Hers is a practice based on research, and one that focuses on subjects which recur and are woven into the whole fabric of her production, such as the interest in the history of anti-institutional movements (with particular attention to anti-psychiatry), the figure of the artist as outsider and mechanisms of communication, whether linguistic or not. These subjects are not explained to the viewer, but laid out with an attitude that verges on a challenge: documents, ambiguous reenactments in performances, lectures and talks, videos and books are presented in the exhibition space as archives, sophisticated sets of references, reworkings. Viewers have to choose their own key of interpretation, decide what attitude to take, the degree of interaction they wish to have with the work. Or remain impervious to the provocation of an enigmatic theme, ambiguously presented in such a way as to make people think. As a complement to this total openness of interpretation, García prepares a series of instruments, often in the form of websites, to share her sources with viewers, to inform them about her projects and keep them up to date on their development and to get to know their opinions and reactions through blogs and social networks.
Rodney Graham works conceptually with the formats of the work of art.
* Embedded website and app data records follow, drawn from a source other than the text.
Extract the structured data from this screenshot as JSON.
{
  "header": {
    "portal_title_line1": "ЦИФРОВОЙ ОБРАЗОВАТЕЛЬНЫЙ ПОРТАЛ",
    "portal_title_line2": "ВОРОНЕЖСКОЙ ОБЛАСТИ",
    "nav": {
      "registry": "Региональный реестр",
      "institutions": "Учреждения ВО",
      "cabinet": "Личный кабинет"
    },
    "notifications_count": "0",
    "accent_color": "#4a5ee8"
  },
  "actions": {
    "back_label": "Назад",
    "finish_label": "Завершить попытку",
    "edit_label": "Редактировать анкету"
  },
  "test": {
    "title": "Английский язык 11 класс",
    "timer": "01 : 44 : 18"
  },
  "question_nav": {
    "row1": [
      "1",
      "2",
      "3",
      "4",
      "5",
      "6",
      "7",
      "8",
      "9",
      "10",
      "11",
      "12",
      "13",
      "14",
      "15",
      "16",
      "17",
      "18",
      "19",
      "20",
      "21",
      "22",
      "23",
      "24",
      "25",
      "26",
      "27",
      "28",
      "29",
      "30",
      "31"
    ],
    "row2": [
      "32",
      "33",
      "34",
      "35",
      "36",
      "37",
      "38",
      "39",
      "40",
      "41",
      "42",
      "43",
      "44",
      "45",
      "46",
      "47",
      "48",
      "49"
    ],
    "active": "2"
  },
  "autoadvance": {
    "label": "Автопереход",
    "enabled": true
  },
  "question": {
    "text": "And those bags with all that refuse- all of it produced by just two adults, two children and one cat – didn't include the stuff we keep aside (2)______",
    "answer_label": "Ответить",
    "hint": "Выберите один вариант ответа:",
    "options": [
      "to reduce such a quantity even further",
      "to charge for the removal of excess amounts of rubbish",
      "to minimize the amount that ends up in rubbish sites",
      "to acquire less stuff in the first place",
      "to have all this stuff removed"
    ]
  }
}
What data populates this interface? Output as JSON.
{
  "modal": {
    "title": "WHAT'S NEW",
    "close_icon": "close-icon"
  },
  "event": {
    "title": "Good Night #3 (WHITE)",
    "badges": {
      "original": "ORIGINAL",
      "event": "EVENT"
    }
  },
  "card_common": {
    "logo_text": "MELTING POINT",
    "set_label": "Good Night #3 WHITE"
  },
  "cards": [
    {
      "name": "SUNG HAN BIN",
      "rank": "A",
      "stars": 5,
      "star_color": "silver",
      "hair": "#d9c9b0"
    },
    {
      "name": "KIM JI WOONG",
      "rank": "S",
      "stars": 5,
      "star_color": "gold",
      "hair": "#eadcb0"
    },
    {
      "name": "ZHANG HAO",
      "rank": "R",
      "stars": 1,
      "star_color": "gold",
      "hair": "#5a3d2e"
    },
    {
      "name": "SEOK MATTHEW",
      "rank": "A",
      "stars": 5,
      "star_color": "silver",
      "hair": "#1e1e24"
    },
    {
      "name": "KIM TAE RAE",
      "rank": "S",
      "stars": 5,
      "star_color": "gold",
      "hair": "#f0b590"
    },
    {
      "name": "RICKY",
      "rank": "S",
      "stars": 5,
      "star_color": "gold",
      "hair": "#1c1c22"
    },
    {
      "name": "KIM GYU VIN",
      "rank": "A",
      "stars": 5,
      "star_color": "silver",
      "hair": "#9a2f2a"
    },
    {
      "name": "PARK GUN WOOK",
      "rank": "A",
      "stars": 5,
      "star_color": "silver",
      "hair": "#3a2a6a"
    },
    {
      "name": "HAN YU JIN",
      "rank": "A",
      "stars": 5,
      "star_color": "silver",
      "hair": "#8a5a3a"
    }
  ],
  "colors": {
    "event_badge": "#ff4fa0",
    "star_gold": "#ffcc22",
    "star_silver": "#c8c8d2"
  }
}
A Canadian artist of many interests, he belongs to the generation from that country who have had a major influence on contemporary art: Jeff Wall, Stan Douglas or Ian Wallace.
Graham’s work swings between conceptual reasoning in the appreciation of the world and life experience with a strong emotional charge. Indeed he is a man of many faces, at times a visual artist, at others a musician who does exhibitions or produces musical compositions. The works he shows in an artistic context also have that twofold dynamic, some with a strong element of humour and others conducive to calm reflection.
His thoughts on the appreciation of the contemporary world have brought him close to photography. For him it is the technological gaze at our environment, and he uses his work to lay bare the relation between image and reality. His photographs of trees upside down refer to the camera obscura, the physical procedure for creating “objective” images of what we see, although they appear inverted.
His work has been shown in high profile contexts, such as the Skulptur Projekte in Münster in 1987 or the Venice Biennale, where he represented Canada in 1997.
The son of a famous commercial photographer, Andreas Gursky (Leipzig, 1955) studied with Otto Steinert at the Folkwang School, which specialises in commercial photography and photojournalism. He was a student of Bernd and Hilla Becher at the Kunstakademie in Düsseldorf and began to achieve international recognition in the early 80s. He is one of the most brillant artists of his generation, who has succeeded in capturing the structures and forms of organisation of late capitalist societies. Tendencies, progress, civilisation, systems of trade and exchange, of leisure and communication are the leading motifs of his work. The stock market, techno parties, factories and shops of both luxury brands (like Prada) and establishments of the everything for a pound variety become representatives of the contemporary world. His photographs are of public and semi-public spaces in big cities on several continents, from Hong Kong to Cairo by way of New York, Brasilia, Stockholm or Singapore. Rather than bearing witness to events or actions, he presents normal situations that define our ways of living and relating to one another in minute detail. The world he shows us is big, technological and global. By confronting us with reality, not as it is but as it is represented, he conveys to the spectator a feeling of strangeness that triggers a questioning of the world we live in and the structures that organise our lives.